The website, How to Prepare for the Viva Examination, contains a series of videos and resources for PGR students across the sector, and was developed as part of a collaborative project with University Alliance, Coventry University, the University of Huddersfield and Sheffield Hallam University. These resources are freely available to PGRs across all Higher Education Institutions in the UK.
Funded by the Quality Assurance Agency for Higher Education (QAA) as part of their Collaborative Enhancement Partnership Projects, the project uses the experience of a network of PGR students, supervisors, academics and researcher development experts developed by the University Alliance coordinated Doctoral Training Alliance (DTA) programme.
The resources aim to enhance students’ learning experience by showcasing real-life experiences and possible viva questions; helping them to shape and develop their preparations, anticipate potential questions and test out possible answers, to help eliminate some of their fears and concerns and give them the best possible chance of success.
Former soldier Adam Jones is a final year PhD student from Gelli, Rhondda. He is conducting his KESS-funded Electrical Engineering PhD in partnership with Tata Steel.
Adam said: “I will be conducting my Viva for my PhD research within the next year, and the resources could not have come at a better time. The resources are informative, and include videos that explain the whole process from appointing the examination team to the Viva itself.

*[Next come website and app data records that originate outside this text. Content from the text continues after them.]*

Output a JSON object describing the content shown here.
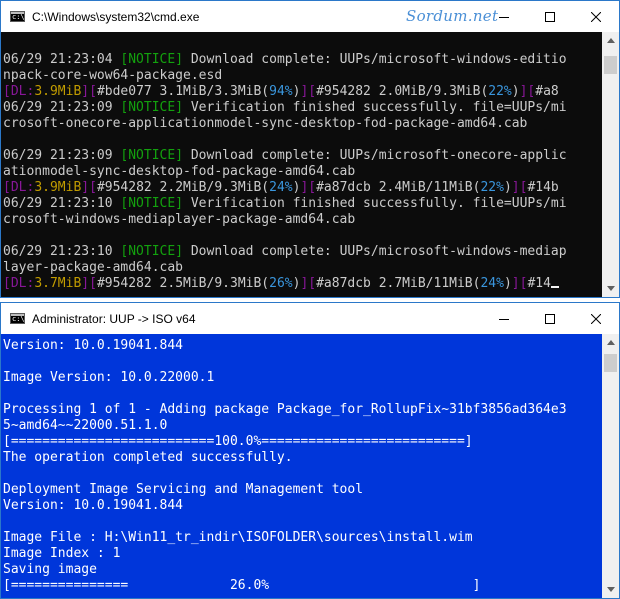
{
  "watermark": "Sordum.net",
  "cmd_window": {
    "title": "C:\\Windows\\system32\\cmd.exe",
    "lines": [
      [],
      [
        {
          "t": "06/29 21:23:04 "
        },
        {
          "t": "[",
          "c": "g"
        },
        {
          "t": "NOTICE",
          "c": "g"
        },
        {
          "t": "]",
          "c": "g"
        },
        {
          "t": " Download complete: UUPs/microsoft-windows-editio"
        }
      ],
      [
        {
          "t": "npack-core-wow64-package.esd"
        }
      ],
      [
        {
          "t": "[DL:",
          "c": "p"
        },
        {
          "t": "3.9MiB",
          "c": "y"
        },
        {
          "t": "][",
          "c": "p"
        },
        {
          "t": "#bde077 3.1MiB/3.3MiB("
        },
        {
          "t": "94%",
          "c": "c"
        },
        {
          "t": ")"
        },
        {
          "t": "][",
          "c": "p"
        },
        {
          "t": "#954282 2.0MiB/9.3MiB("
        },
        {
          "t": "22%",
          "c": "c"
        },
        {
          "t": ")"
        },
        {
          "t": "][",
          "c": "p"
        },
        {
          "t": "#a8"
        }
      ],
      [
        {
          "t": "06/29 21:23:09 "
        },
        {
          "t": "[",
          "c": "g"
        },
        {
          "t": "NOTICE",
          "c": "g"
        },
        {
          "t": "]",
          "c": "g"
        },
        {
          "t": " Verification finished successfully. file=UUPs/mi"
        }
      ],
      [
        {
          "t": "crosoft-onecore-applicationmodel-sync-desktop-fod-package-amd64.cab"
        }
      ],
      [],
      [
        {
          "t": "06/29 21:23:09 "
        },
        {
          "t": "[",
          "c": "g"
        },
        {
          "t": "NOTICE",
          "c": "g"
        },
        {
          "t": "]",
          "c": "g"
        },
        {
          "t": " Download complete: UUPs/microsoft-onecore-applic"
        }
      ],
      [
        {
          "t": "ationmodel-sync-desktop-fod-package-amd64.cab"
        }
      ],
      [
        {
          "t": "[DL:",
          "c": "p"
        },
        {
          "t": "3.9MiB",
          "c": "y"
        },
        {
          "t": "][",
          "c": "p"
        },
        {
          "t": "#954282 2.2MiB/9.3MiB("
        },
        {
          "t": "24%",
          "c": "c"
        },
        {
          "t": ")"
        },
        {
          "t": "][",
          "c": "p"
        },
        {
          "t": "#a87dcb 2.4MiB/11MiB("
        },
        {
          "t": "22%",
          "c": "c"
        },
        {
          "t": ")"
        },
        {
          "t": "][",
          "c": "p"
        },
        {
          "t": "#14b"
        }
      ],
      [
        {
          "t": "06/29 21:23:10 "
        },
        {
          "t": "[",
          "c": "g"
        },
        {
          "t": "NOTICE",
          "c": "g"
        },
        {
          "t": "]",
          "c": "g"
        },
        {
          "t": " Verification finished successfully. file=UUPs/mi"
        }
      ],
      [
        {
          "t": "crosoft-windows-mediaplayer-package-amd64.cab"
        }
      ],
      [],
      [
        {
          "t": "06/29 21:23:10 "
        },
        {
          "t": "[",
          "c": "g"
        },
        {
          "t": "NOTICE",
          "c": "g"
        },
        {
          "t": "]",
          "c": "g"
        },
        {
          "t": " Download complete: UUPs/microsoft-windows-mediap"
        }
      ],
      [
        {
          "t": "layer-package-amd64.cab"
        }
      ],
      [
        {
          "t": "[DL:",
          "c": "p"
        },
        {
          "t": "3.7MiB",
          "c": "y"
        },
        {
          "t": "][",
          "c": "p"
        },
        {
          "t": "#954282 2.5MiB/9.3MiB("
        },
        {
          "t": "26%",
          "c": "c"
        },
        {
          "t": ")"
        },
        {
          "t": "][",
          "c": "p"
        },
        {
          "t": "#a87dcb 2.7MiB/11MiB("
        },
        {
          "t": "24%",
          "c": "c"
        },
        {
          "t": ")"
        },
        {
          "t": "][",
          "c": "p"
        },
        {
          "t": "#14"
        }
      ]
    ]
  },
  "admin_window": {
    "title": "Administrator:  UUP -> ISO v64",
    "lines": [
      "Version: 10.0.19041.844",
      "",
      "Image Version: 10.0.22000.1",
      "",
      "Processing 1 of 1 - Adding package Package_for_RollupFix~31bf3856ad364e3",
      "5~amd64~~22000.51.1.0",
      "[==========================100.0%==========================]",
      "The operation completed successfully.",
      "",
      "Deployment Image Servicing and Management tool",
      "Version: 10.0.19041.844",
      "",
      "Image File : H:\\Win11_tr_indir\\ISOFOLDER\\sources\\install.wim",
      "Image Index : 1",
      "Saving image",
      "[===============             26.0%                          ]"
    ]
  },
  "icons": [
    "console-app-icon",
    "minimize-icon",
    "maximize-icon",
    "close-icon",
    "scroll-up-arrow-icon",
    "scroll-down-arrow-icon"
  ]
}
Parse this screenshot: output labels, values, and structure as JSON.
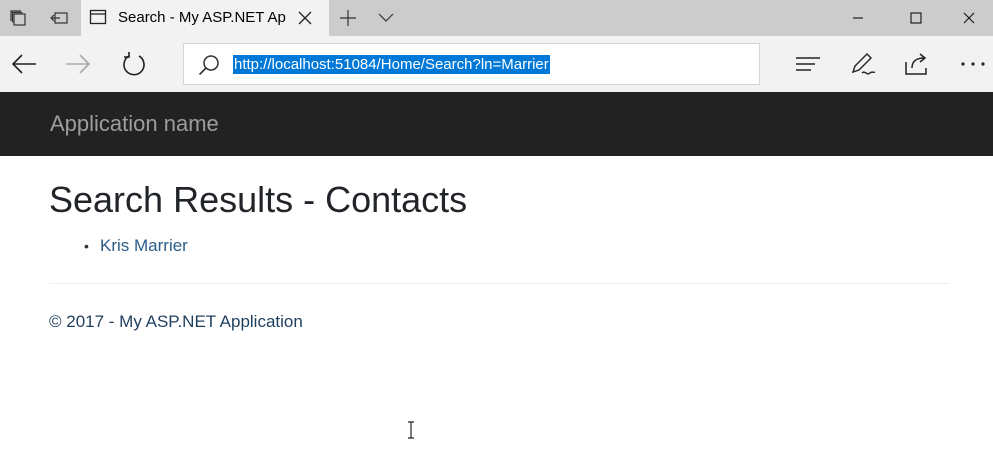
{
  "browser": {
    "tab": {
      "title": "Search - My ASP.NET Ap",
      "icon": "page-icon"
    },
    "tab_strip_icons": [
      "tab-set-aside-icon",
      "restore-tabs-icon",
      "new-tab-icon",
      "tab-preview-chevron-icon"
    ],
    "window_controls": [
      "minimize-icon",
      "maximize-icon",
      "close-icon"
    ],
    "address": {
      "url": "http://localhost:51084/Home/Search?ln=Marrier",
      "selection_color": "#0078d7"
    },
    "toolbar_icons": [
      "back-icon",
      "forward-icon",
      "refresh-icon",
      "hub-icon",
      "web-note-icon",
      "share-icon",
      "more-icon"
    ]
  },
  "site": {
    "brand": "Application name",
    "navbar_color": "#222222"
  },
  "main": {
    "title": "Search Results - Contacts",
    "results": [
      {
        "name": "Kris Marrier"
      }
    ]
  },
  "footer": {
    "text": "© 2017 - My ASP.NET Application"
  }
}
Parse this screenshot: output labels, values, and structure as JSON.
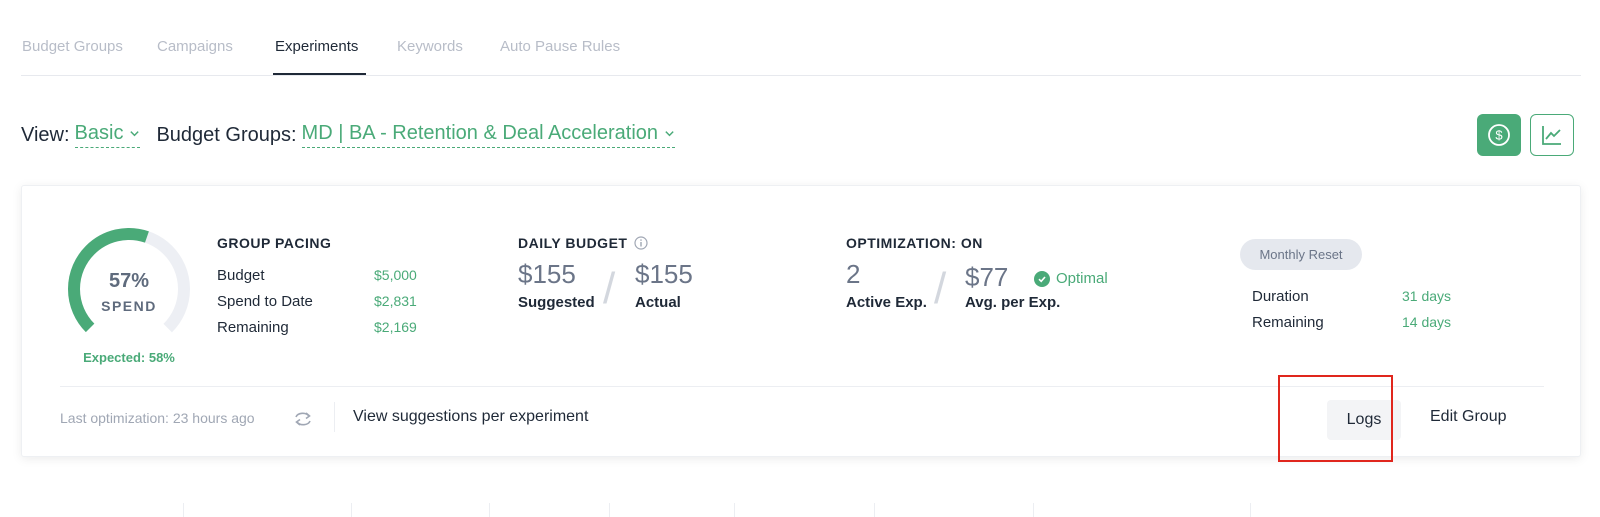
{
  "tabs": [
    {
      "label": "Budget Groups",
      "active": false
    },
    {
      "label": "Campaigns",
      "active": false
    },
    {
      "label": "Experiments",
      "active": true
    },
    {
      "label": "Keywords",
      "active": false
    },
    {
      "label": "Auto Pause Rules",
      "active": false
    }
  ],
  "filters": {
    "view_label": "View:",
    "view_value": "Basic",
    "budget_groups_label": "Budget Groups:",
    "budget_groups_value": "MD | BA - Retention & Deal Acceleration"
  },
  "toolbar": {
    "spend_view_icon": "dollar-circle-icon",
    "chart_view_icon": "line-chart-icon"
  },
  "gauge": {
    "percent_label": "57%",
    "spend_fraction": 0.57,
    "label": "SPEND",
    "expected": "Expected: 58%"
  },
  "group_pacing": {
    "title": "GROUP PACING",
    "rows": [
      {
        "label": "Budget",
        "value": "$5,000"
      },
      {
        "label": "Spend to Date",
        "value": "$2,831"
      },
      {
        "label": "Remaining",
        "value": "$2,169"
      }
    ]
  },
  "daily_budget": {
    "title": "DAILY BUDGET",
    "suggested_value": "$155",
    "suggested_label": "Suggested",
    "actual_value": "$155",
    "actual_label": "Actual"
  },
  "optimization": {
    "title": "OPTIMIZATION: ON",
    "active_value": "2",
    "active_label": "Active Exp.",
    "avg_value": "$77",
    "avg_label": "Avg. per Exp.",
    "status": "Optimal"
  },
  "reset": {
    "badge": "Monthly Reset",
    "rows": [
      {
        "label": "Duration",
        "value": "31 days"
      },
      {
        "label": "Remaining",
        "value": "14 days"
      }
    ]
  },
  "footer": {
    "last_optimization": "Last optimization: 23 hours ago",
    "view_suggestions": "View suggestions per experiment",
    "logs": "Logs",
    "edit_group": "Edit Group"
  },
  "colors": {
    "accent": "#4aaa78",
    "highlight": "#e0261d"
  }
}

“As a postgraduate research student rep, I speak to a lot of research students across the University, and the viva is something that we all dread! A lot of the existing advice on how to prepare has been subjective, dependent on learning experience and the subject area. I feel a lot more confident having access to these resources, which have been neatly packaged into a webpage. They will be a huge support to me, and others.”
Llinos Spargo, USW Graduate School Co-ordinator, is leading on the project. She said: “I’ve worked at USW for more than 20 years, and during that time I’ve met so many wonderful postgraduate research students. I love watching them grow from the nervous student at induction to the confident, independent professional researcher you see at Graduation. I really do love my job!
“This project is all about supporting students through one of the most rewarding experiences of their lives; bringing together real-life experiences of the academic staff who work as PGR supervisors and examiners, other researcher developers but also the PGR students themselves."
Professor Martin Steggall, Pro Vice Chancellor for Research at USW, added: “This is an excellent resource, with voices from students, examiners and supervisors that provide insightful observations about the viva and how to approach, prepare and defend the work. The tips are practical and all students will draw something positive from watching these short videos.”